All entries below must be reproduced without a single change.

##### Dataset content

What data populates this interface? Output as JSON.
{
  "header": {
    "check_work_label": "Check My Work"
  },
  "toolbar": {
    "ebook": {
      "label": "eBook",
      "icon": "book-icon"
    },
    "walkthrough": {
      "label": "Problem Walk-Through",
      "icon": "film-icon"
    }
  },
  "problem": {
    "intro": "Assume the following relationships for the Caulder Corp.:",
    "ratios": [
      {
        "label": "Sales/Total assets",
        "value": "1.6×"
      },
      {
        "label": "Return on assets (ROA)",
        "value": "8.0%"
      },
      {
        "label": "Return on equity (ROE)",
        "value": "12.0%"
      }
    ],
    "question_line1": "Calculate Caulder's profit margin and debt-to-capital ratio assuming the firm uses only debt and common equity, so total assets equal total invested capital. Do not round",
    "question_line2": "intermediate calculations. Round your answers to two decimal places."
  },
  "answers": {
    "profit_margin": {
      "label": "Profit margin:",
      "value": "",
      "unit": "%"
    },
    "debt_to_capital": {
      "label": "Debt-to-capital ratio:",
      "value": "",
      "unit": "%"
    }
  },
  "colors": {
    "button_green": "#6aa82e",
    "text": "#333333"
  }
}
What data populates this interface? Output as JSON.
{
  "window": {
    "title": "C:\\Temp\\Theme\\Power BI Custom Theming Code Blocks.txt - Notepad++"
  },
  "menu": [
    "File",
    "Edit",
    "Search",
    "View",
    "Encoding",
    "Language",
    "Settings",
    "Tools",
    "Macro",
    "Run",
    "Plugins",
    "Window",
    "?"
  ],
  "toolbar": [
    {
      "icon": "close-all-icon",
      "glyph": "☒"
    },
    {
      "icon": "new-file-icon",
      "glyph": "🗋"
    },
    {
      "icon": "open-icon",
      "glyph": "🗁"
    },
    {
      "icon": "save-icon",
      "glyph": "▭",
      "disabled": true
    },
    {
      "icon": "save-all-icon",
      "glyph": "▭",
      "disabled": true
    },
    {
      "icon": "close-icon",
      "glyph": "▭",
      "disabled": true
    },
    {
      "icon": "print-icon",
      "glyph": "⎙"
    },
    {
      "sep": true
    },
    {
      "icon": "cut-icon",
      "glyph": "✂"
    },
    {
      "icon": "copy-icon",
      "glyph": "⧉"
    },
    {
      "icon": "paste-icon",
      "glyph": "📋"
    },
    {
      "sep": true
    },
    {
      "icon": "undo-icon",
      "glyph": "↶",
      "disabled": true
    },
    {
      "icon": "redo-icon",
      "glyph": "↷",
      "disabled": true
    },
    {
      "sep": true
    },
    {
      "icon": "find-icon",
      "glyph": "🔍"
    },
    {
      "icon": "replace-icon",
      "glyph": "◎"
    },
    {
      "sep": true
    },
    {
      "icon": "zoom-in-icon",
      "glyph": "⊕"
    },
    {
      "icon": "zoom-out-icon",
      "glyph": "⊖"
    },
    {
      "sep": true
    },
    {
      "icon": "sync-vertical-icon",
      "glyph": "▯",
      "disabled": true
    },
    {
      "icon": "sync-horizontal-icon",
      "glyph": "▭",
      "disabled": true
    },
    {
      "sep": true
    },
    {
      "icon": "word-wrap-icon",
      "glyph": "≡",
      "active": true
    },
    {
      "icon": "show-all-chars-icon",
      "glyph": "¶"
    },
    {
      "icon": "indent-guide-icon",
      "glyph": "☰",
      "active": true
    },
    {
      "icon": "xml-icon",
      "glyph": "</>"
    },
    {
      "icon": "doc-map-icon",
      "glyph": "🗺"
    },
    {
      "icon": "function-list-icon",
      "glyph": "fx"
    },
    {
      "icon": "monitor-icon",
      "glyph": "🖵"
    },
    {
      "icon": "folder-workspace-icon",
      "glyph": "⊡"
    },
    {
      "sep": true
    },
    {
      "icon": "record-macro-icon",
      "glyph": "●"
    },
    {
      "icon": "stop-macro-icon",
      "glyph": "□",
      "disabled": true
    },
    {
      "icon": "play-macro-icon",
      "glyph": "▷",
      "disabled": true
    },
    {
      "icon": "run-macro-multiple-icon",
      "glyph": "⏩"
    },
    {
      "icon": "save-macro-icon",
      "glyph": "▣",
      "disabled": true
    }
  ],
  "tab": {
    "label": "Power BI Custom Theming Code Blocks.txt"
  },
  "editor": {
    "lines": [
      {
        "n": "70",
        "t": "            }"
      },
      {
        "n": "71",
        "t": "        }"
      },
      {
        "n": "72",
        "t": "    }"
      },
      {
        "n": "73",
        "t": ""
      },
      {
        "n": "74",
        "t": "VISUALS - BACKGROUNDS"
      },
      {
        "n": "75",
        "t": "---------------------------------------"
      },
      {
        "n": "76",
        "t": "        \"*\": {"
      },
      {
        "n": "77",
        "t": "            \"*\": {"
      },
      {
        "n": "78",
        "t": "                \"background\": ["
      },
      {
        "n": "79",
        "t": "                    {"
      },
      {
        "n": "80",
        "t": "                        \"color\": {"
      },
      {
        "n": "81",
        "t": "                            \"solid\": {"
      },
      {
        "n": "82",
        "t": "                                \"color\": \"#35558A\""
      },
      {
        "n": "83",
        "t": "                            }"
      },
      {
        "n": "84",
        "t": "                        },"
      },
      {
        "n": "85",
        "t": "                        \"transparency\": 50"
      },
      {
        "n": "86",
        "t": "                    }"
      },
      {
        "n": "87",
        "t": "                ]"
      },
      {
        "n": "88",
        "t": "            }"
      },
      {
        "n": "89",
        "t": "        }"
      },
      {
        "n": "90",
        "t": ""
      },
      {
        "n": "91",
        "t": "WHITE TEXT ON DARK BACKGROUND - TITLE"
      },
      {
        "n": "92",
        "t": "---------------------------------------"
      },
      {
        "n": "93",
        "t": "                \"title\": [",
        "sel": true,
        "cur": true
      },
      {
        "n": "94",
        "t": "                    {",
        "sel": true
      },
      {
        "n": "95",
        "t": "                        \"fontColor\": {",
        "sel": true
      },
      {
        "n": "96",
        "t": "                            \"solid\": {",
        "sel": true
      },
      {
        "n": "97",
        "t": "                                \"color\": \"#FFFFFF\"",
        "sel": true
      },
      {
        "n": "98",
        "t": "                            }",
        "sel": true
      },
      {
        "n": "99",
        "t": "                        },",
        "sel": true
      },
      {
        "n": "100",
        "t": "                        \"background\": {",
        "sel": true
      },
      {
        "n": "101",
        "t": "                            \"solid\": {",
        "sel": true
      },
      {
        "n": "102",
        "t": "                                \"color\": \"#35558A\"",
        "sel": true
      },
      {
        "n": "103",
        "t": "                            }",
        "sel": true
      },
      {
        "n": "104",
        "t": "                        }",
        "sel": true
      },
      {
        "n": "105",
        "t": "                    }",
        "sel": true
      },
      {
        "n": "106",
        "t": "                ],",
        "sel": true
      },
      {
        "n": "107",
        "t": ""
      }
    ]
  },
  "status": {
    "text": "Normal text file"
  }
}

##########

_Your solution_
What data populates this interface? Output as JSON.
{
  "header": {
    "check_work_label": "Check My Work"
  },
  "toolbar": {
    "ebook": {
      "label": "eBook",
      "icon": "book-icon"
    },
    "walkthrough": {
      "label": "Problem Walk-Through",
      "icon": "film-icon"
    }
  },
  "problem": {
    "intro": "Assume the following relationships for the Caulder Corp.:",
    "ratios": [
      {
        "label": "Sales/Total assets",
        "value": "1.6×"
      },
      {
        "label": "Return on assets (ROA)",
        "value": "8.0%"
      },
      {
        "label": "Return on equity (ROE)",
        "value": "12.0%"
      }
    ],
    "question_line1": "Calculate Caulder's profit margin and debt-to-capital ratio assuming the firm uses only debt and common equity, so total assets equal total invested capital. Do not round",
    "question_line2": "intermediate calculations. Round your answers to two decimal places."
  },
  "answers": {
    "profit_margin": {
      "label": "Profit margin:",
      "value": "",
      "unit": "%"
    },
    "debt_to_capital": {
      "label": "Debt-to-capital ratio:",
      "value": "",
      "unit": "%"
    }
  },
  "colors": {
    "button_green": "#6aa82e",
    "text": "#333333"
  }
}
What data populates this interface? Output as JSON.
{
  "window": {
    "title": "C:\\Temp\\Theme\\Power BI Custom Theming Code Blocks.txt - Notepad++"
  },
  "menu": [
    "File",
    "Edit",
    "Search",
    "View",
    "Encoding",
    "Language",
    "Settings",
    "Tools",
    "Macro",
    "Run",
    "Plugins",
    "Window",
    "?"
  ],
  "toolbar": [
    {
      "icon": "close-all-icon",
      "glyph": "☒"
    },
    {
      "icon": "new-file-icon",
      "glyph": "🗋"
    },
    {
      "icon": "open-icon",
      "glyph": "🗁"
    },
    {
      "icon": "save-icon",
      "glyph": "▭",
      "disabled": true
    },
    {
      "icon": "save-all-icon",
      "glyph": "▭",
      "disabled": true
    },
    {
      "icon": "close-icon",
      "glyph": "▭",
      "disabled": true
    },
    {
      "icon": "print-icon",
      "glyph": "⎙"
    },
    {
      "sep": true
    },
    {
      "icon": "cut-icon",
      "glyph": "✂"
    },
    {
      "icon": "copy-icon",
      "glyph": "⧉"
    },
    {
      "icon": "paste-icon",
      "glyph": "📋"
    },
    {
      "sep": true
    },
    {
      "icon": "undo-icon",
      "glyph": "↶",
      "disabled": true
    },
    {
      "icon": "redo-icon",
      "glyph": "↷",
      "disabled": true
    },
    {
      "sep": true
    },
    {
      "icon": "find-icon",
      "glyph": "🔍"
    },
    {
      "icon": "replace-icon",
      "glyph": "◎"
    },
    {
      "sep": true
    },
    {
      "icon": "zoom-in-icon",
      "glyph": "⊕"
    },
    {
      "icon": "zoom-out-icon",
      "glyph": "⊖"
    },
    {
      "sep": true
    },
    {
      "icon": "sync-vertical-icon",
      "glyph": "▯",
      "disabled": true
    },
    {
      "icon": "sync-horizontal-icon",
      "glyph": "▭",
      "disabled": true
    },
    {
      "sep": true
    },
    {
      "icon": "word-wrap-icon",
      "glyph": "≡",
      "active": true
    },
    {
      "icon": "show-all-chars-icon",
      "glyph": "¶"
    },
    {
      "icon": "indent-guide-icon",
      "glyph": "☰",
      "active": true
    },
    {
      "icon": "xml-icon",
      "glyph": "</>"
    },
    {
      "icon": "doc-map-icon",
      "glyph": "🗺"
    },
    {
      "icon": "function-list-icon",
      "glyph": "fx"
    },
    {
      "icon": "monitor-icon",
      "glyph": "🖵"
    },
    {
      "icon": "folder-workspace-icon",
      "glyph": "⊡"
    },
    {
      "sep": true
    },
    {
      "icon": "record-macro-icon",
      "glyph": "●"
    },
    {
      "icon": "stop-macro-icon",
      "glyph": "□",
      "disabled": true
    },
    {
      "icon": "play-macro-icon",
      "glyph": "▷",
      "disabled": true
    },
    {
      "icon": "run-macro-multiple-icon",
      "glyph": "⏩"
    },
    {
      "icon": "save-macro-icon",
      "glyph": "▣",
      "disabled": true
    }
  ],
  "tab": {
    "label": "Power BI Custom Theming Code Blocks.txt"
  },
  "editor": {
    "lines": [
      {
        "n": "70",
        "t": "            }"
      },
      {
        "n": "71",
        "t": "        }"
      },
      {
        "n": "72",
        "t": "    }"
      },
      {
        "n": "73",
        "t": ""
      },
      {
        "n": "74",
        "t": "VISUALS - BACKGROUNDS"
      },
      {
        "n": "75",
        "t": "---------------------------------------"
      },
      {
        "n": "76",
        "t": "        \"*\": {"
      },
      {
        "n": "77",
        "t": "            \"*\": {"
      },
      {
        "n": "78",
        "t": "                \"background\": ["
      },
      {
        "n": "79",
        "t": "                    {"
      },
      {
        "n": "80",
        "t": "                        \"color\": {"
      },
      {
        "n": "81",
        "t": "                            \"solid\": {"
      },
      {
        "n": "82",
        "t": "                                \"color\": \"#35558A\""
      },
      {
        "n": "83",
        "t": "                            }"
      },
      {
        "n": "84",
        "t": "                        },"
      },
      {
        "n": "85",
        "t": "                        \"transparency\": 50"
      },
      {
        "n": "86",
        "t": "                    }"
      },
      {
        "n": "87",
        "t": "                ]"
      },
      {
        "n": "88",
        "t": "            }"
      },
      {
        "n": "89",
        "t": "        }"
      },
      {
        "n": "90",
        "t": ""
      },
      {
        "n": "91",
        "t": "WHITE TEXT ON DARK BACKGROUND - TITLE"
      },
      {
        "n": "92",
        "t": "---------------------------------------"
      },
      {
        "n": "93",
        "t": "                \"title\": [",
        "sel": true,
        "cur": true
      },
      {
        "n": "94",
        "t": "                    {",
        "sel": true
      },
      {
        "n": "95",
        "t": "                        \"fontColor\": {",
        "sel": true
      },
      {
        "n": "96",
        "t": "                            \"solid\": {",
        "sel": true
      },
      {
        "n": "97",
        "t": "                                \"color\": \"#FFFFFF\"",
        "sel": true
      },
      {
        "n": "98",
        "t": "                            }",
        "sel": true
      },
      {
        "n": "99",
        "t": "                        },",
        "sel": true
      },
      {
        "n": "100",
        "t": "                        \"background\": {",
        "sel": true
      },
      {
        "n": "101",
        "t": "                            \"solid\": {",
        "sel": true
      },
      {
        "n": "102",
        "t": "                                \"color\": \"#35558A\"",
        "sel": true
      },
      {
        "n": "103",
        "t": "                            }",
        "sel": true
      },
      {
        "n": "104",
        "t": "                        }",
        "sel": true
      },
      {
        "n": "105",
        "t": "                    }",
        "sel": true
      },
      {
        "n": "106",
        "t": "                ],",
        "sel": true
      },
      {
        "n": "107",
        "t": ""
      }
    ]
  },
  "status": {
    "text": "Normal text file"
  }
}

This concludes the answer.